Following are brief updates on the status of academic reorganization.
Votes so far
So far, 12 departments have voted on proposed schools. Overall, about 67 percent of the votes have been “yes,” 24 percent have been “no,” and 9 percent have been “abstain.”
Here’s a breakdown:
School of Biological Sciences
Microbiology: 4 yes, 0 no, 0 abstain
Plant biology: 8 yes, 0 no, 0 abstain
Zoology: 1 yes, 12 no, 1 abstain
School of Computing
Computer science: 12 yes, 0 no, 0 abstain
School of Earth Systems and Sustainability
Geography: 4 yes, 1 no, 0 abstain
Geology: 8 yes, 1 no, 0 abstain
School of Health Sciences
Allied Health: 10 yes, 0 no, 0 abstain
Rehabilitation: 8 yes, 2 no, 0 abstain
School of Human Sciences
Kinesiology: 3 yes, 4 no, 3 abstain
Social Work: 4 yes, 1 no, 0 abstain
Public Health: 4 yes, 0 no, 2 abstain
Agricultural Science, food and nutrition: 3 yes, 4 no, 3 abstain
Once all units in a proposed school have voted and plans are reviewed at the college level, the RMEs are forwarded to the Faculty Senate, the Graduate Council and Faculty Association in accordance with our outlined processes. You can see an update of where each school is in the process here.
We have received a faculty proposal for a College of Social Sciences and Humanities and understand that a proposal for a College of Communication, Design and the Arts is forthcoming. I appreciate the efforts of the faculty to develop and submit these proposals. The provost’s office will continue to be on point for managing the process to vet proposals and communication with faculty on their status.
The votes and the new proposals are all part of the feedback and give-and-take processes that continue to shape our reorganization.
We remain attuned to the ongoing feedback on the use of the term “departments.” Some faculty feel strongly that the term, especially in some fields, is important to disciplinary identity. I understand this view. However, as I have said earlier, the term “department” has a very specific meaning in university policy and in our collective bargaining agreement. I have also indicated that we are happy to work to address this terminology issue in compliance with existing bargaining and policy procedures.
To start this conversation, we reached out the Faculty Association with a proposal to collaborate on a Memorandum of Understanding that would allow us to use the term “department” instead of “division” within the context of the new school structures. The school structure would not change: departments would be nested within schools headed by a director who has fiduciary and administrative responsibility for the school.

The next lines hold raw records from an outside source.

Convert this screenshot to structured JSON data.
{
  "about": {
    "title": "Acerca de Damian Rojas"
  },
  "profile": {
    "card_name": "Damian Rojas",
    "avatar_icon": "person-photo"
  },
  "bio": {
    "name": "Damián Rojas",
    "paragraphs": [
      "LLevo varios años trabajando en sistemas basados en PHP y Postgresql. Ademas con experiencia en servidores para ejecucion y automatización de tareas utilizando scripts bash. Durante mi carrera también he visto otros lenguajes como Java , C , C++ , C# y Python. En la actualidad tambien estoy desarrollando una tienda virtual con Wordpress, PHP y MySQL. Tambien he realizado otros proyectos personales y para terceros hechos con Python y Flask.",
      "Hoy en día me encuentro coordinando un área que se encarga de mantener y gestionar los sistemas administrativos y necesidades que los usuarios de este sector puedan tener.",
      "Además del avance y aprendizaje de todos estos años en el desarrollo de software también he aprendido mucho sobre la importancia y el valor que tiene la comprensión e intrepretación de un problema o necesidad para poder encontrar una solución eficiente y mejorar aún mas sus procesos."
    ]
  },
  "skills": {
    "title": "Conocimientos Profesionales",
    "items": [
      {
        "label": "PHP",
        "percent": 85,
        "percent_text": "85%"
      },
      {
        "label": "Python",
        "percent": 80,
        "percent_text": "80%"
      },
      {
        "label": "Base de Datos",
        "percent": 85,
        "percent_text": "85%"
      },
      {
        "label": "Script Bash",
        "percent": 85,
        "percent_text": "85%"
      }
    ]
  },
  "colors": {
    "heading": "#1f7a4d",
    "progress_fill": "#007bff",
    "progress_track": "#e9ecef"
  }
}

The association has indicated that it would prefer to take this issue up during full collective bargaining, which begins later in the spring. While we were disappointed, we look forward to the opportunity to work on this issue in the future.